§ **Provided data**:
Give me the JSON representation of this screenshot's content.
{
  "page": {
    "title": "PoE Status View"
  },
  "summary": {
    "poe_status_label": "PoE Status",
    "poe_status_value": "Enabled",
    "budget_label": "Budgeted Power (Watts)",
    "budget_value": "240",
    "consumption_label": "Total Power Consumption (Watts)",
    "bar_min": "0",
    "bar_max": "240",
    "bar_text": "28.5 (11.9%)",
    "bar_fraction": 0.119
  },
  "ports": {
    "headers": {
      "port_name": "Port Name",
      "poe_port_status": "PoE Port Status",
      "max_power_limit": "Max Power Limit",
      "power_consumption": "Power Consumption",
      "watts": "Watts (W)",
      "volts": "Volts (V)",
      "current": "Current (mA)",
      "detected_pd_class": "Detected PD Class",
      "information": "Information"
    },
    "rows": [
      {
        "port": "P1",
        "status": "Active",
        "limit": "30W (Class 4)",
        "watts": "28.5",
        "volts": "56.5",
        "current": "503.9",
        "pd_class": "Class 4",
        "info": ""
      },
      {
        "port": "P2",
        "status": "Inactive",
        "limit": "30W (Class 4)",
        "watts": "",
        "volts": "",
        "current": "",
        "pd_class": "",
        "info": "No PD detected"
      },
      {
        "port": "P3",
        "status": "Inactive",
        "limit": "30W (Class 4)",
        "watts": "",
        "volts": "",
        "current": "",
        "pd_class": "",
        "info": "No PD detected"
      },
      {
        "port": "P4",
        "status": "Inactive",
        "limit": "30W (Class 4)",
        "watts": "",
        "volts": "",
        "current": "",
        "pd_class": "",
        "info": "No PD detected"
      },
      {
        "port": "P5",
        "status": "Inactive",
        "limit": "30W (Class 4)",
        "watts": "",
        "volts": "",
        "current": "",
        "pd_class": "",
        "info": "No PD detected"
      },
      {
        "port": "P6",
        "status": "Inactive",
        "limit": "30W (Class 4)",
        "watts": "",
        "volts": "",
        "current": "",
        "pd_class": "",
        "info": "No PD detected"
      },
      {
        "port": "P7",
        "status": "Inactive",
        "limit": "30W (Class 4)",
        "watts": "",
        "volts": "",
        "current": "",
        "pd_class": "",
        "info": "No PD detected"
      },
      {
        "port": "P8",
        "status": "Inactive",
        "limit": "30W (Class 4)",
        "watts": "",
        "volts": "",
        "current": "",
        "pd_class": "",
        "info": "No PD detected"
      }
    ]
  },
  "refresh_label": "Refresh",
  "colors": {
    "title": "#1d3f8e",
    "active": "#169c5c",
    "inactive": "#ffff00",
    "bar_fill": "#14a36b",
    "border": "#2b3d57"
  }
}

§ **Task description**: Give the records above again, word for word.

§ **Answer section**:
Give me the JSON representation of this screenshot's content.
{
  "page": {
    "title": "PoE Status View"
  },
  "summary": {
    "poe_status_label": "PoE Status",
    "poe_status_value": "Enabled",
    "budget_label": "Budgeted Power (Watts)",
    "budget_value": "240",
    "consumption_label": "Total Power Consumption (Watts)",
    "bar_min": "0",
    "bar_max": "240",
    "bar_text": "28.5 (11.9%)",
    "bar_fraction": 0.119
  },
  "ports": {
    "headers": {
      "port_name": "Port Name",
      "poe_port_status": "PoE Port Status",
      "max_power_limit": "Max Power Limit",
      "power_consumption": "Power Consumption",
      "watts": "Watts (W)",
      "volts": "Volts (V)",
      "current": "Current (mA)",
      "detected_pd_class": "Detected PD Class",
      "information": "Information"
    },
    "rows": [
      {
        "port": "P1",
        "status": "Active",
        "limit": "30W (Class 4)",
        "watts": "28.5",
        "volts": "56.5",
        "current": "503.9",
        "pd_class": "Class 4",
        "info": ""
      },
      {
        "port": "P2",
        "status": "Inactive",
        "limit": "30W (Class 4)",
        "watts": "",
        "volts": "",
        "current": "",
        "pd_class": "",
        "info": "No PD detected"
      },
      {
        "port": "P3",
        "status": "Inactive",
        "limit": "30W (Class 4)",
        "watts": "",
        "volts": "",
        "current": "",
        "pd_class": "",
        "info": "No PD detected"
      },
      {
        "port": "P4",
        "status": "Inactive",
        "limit": "30W (Class 4)",
        "watts": "",
        "volts": "",
        "current": "",
        "pd_class": "",
        "info": "No PD detected"
      },
      {
        "port": "P5",
        "status": "Inactive",
        "limit": "30W (Class 4)",
        "watts": "",
        "volts": "",
        "current": "",
        "pd_class": "",
        "info": "No PD detected"
      },
      {
        "port": "P6",
        "status": "Inactive",
        "limit": "30W (Class 4)",
        "watts": "",
        "volts": "",
        "current": "",
        "pd_class": "",
        "info": "No PD detected"
      },
      {
        "port": "P7",
        "status": "Inactive",
        "limit": "30W (Class 4)",
        "watts": "",
        "volts": "",
        "current": "",
        "pd_class": "",
        "info": "No PD detected"
      },
      {
        "port": "P8",
        "status": "Inactive",
        "limit": "30W (Class 4)",
        "watts": "",
        "volts": "",
        "current": "",
        "pd_class": "",
        "info": "No PD detected"
      }
    ]
  },
  "refresh_label": "Refresh",
  "colors": {
    "title": "#1d3f8e",
    "active": "#169c5c",
    "inactive": "#ffff00",
    "bar_fill": "#14a36b",
    "border": "#2b3d57"
  }
}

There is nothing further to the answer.